> _TASK STATEMENT_
Each record must be printed exactly as given.

Records from a collection:
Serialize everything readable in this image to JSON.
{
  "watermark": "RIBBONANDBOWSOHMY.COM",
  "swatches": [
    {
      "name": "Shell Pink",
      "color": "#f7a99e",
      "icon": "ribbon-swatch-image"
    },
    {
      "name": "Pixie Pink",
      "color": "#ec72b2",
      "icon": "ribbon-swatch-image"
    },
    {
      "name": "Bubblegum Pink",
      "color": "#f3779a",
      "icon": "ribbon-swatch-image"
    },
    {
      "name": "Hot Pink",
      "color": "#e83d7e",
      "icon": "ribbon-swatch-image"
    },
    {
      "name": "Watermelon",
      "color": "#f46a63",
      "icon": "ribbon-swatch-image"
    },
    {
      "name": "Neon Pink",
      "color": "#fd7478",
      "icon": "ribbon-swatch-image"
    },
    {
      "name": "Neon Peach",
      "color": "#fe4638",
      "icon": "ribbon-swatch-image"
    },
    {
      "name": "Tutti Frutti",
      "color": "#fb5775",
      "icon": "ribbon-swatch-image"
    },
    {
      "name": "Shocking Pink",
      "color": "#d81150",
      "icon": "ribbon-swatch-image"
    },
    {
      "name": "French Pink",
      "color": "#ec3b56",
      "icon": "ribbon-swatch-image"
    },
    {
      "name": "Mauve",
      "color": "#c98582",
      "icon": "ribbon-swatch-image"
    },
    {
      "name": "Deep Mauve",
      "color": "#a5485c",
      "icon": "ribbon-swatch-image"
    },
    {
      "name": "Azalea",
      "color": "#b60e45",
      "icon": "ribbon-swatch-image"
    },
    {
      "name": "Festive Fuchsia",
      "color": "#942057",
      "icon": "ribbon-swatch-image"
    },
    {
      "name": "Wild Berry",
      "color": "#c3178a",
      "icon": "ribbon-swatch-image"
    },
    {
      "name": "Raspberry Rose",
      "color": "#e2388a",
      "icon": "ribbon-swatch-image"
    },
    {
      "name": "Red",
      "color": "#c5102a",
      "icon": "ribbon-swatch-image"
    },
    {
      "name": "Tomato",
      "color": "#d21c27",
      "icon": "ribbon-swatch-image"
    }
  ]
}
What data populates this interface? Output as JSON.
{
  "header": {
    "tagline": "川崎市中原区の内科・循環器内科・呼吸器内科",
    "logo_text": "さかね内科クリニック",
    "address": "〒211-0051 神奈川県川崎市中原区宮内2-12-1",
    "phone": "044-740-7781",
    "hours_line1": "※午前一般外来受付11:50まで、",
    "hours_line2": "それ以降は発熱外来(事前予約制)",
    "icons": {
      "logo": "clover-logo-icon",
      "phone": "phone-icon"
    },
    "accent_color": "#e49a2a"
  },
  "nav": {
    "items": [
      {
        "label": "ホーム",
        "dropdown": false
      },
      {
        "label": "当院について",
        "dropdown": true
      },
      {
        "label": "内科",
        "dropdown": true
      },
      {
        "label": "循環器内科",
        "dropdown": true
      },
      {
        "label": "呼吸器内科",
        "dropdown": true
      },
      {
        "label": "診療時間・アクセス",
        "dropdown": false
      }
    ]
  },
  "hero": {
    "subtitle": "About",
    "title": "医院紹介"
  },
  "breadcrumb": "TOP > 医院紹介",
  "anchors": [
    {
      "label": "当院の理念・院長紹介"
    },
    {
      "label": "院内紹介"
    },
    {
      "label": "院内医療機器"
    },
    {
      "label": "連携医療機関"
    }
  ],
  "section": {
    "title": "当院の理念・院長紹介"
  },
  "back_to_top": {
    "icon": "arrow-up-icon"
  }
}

> _RESULT BELOW_
Serialize everything readable in this image to JSON.
{
  "watermark": "RIBBONANDBOWSOHMY.COM",
  "swatches": [
    {
      "name": "Shell Pink",
      "color": "#f7a99e",
      "icon": "ribbon-swatch-image"
    },
    {
      "name": "Pixie Pink",
      "color": "#ec72b2",
      "icon": "ribbon-swatch-image"
    },
    {
      "name": "Bubblegum Pink",
      "color": "#f3779a",
      "icon": "ribbon-swatch-image"
    },
    {
      "name": "Hot Pink",
      "color": "#e83d7e",
      "icon": "ribbon-swatch-image"
    },
    {
      "name": "Watermelon",
      "color": "#f46a63",
      "icon": "ribbon-swatch-image"
    },
    {
      "name": "Neon Pink",
      "color": "#fd7478",
      "icon": "ribbon-swatch-image"
    },
    {
      "name": "Neon Peach",
      "color": "#fe4638",
      "icon": "ribbon-swatch-image"
    },
    {
      "name": "Tutti Frutti",
      "color": "#fb5775",
      "icon": "ribbon-swatch-image"
    },
    {
      "name": "Shocking Pink",
      "color": "#d81150",
      "icon": "ribbon-swatch-image"
    },
    {
      "name": "French Pink",
      "color": "#ec3b56",
      "icon": "ribbon-swatch-image"
    },
    {
      "name": "Mauve",
      "color": "#c98582",
      "icon": "ribbon-swatch-image"
    },
    {
      "name": "Deep Mauve",
      "color": "#a5485c",
      "icon": "ribbon-swatch-image"
    },
    {
      "name": "Azalea",
      "color": "#b60e45",
      "icon": "ribbon-swatch-image"
    },
    {
      "name": "Festive Fuchsia",
      "color": "#942057",
      "icon": "ribbon-swatch-image"
    },
    {
      "name": "Wild Berry",
      "color": "#c3178a",
      "icon": "ribbon-swatch-image"
    },
    {
      "name": "Raspberry Rose",
      "color": "#e2388a",
      "icon": "ribbon-swatch-image"
    },
    {
      "name": "Red",
      "color": "#c5102a",
      "icon": "ribbon-swatch-image"
    },
    {
      "name": "Tomato",
      "color": "#d21c27",
      "icon": "ribbon-swatch-image"
    }
  ]
}
What data populates this interface? Output as JSON.
{
  "header": {
    "tagline": "川崎市中原区の内科・循環器内科・呼吸器内科",
    "logo_text": "さかね内科クリニック",
    "address": "〒211-0051 神奈川県川崎市中原区宮内2-12-1",
    "phone": "044-740-7781",
    "hours_line1": "※午前一般外来受付11:50まで、",
    "hours_line2": "それ以降は発熱外来(事前予約制)",
    "icons": {
      "logo": "clover-logo-icon",
      "phone": "phone-icon"
    },
    "accent_color": "#e49a2a"
  },
  "nav": {
    "items": [
      {
        "label": "ホーム",
        "dropdown": false
      },
      {
        "label": "当院について",
        "dropdown": true
      },
      {
        "label": "内科",
        "dropdown": true
      },
      {
        "label": "循環器内科",
        "dropdown": true
      },
      {
        "label": "呼吸器内科",
        "dropdown": true
      },
      {
        "label": "診療時間・アクセス",
        "dropdown": false
      }
    ]
  },
  "hero": {
    "subtitle": "About",
    "title": "医院紹介"
  },
  "breadcrumb": "TOP > 医院紹介",
  "anchors": [
    {
      "label": "当院の理念・院長紹介"
    },
    {
      "label": "院内紹介"
    },
    {
      "label": "院内医療機器"
    },
    {
      "label": "連携医療機関"
    }
  ],
  "section": {
    "title": "当院の理念・院長紹介"
  },
  "back_to_top": {
    "icon": "arrow-up-icon"
  }
}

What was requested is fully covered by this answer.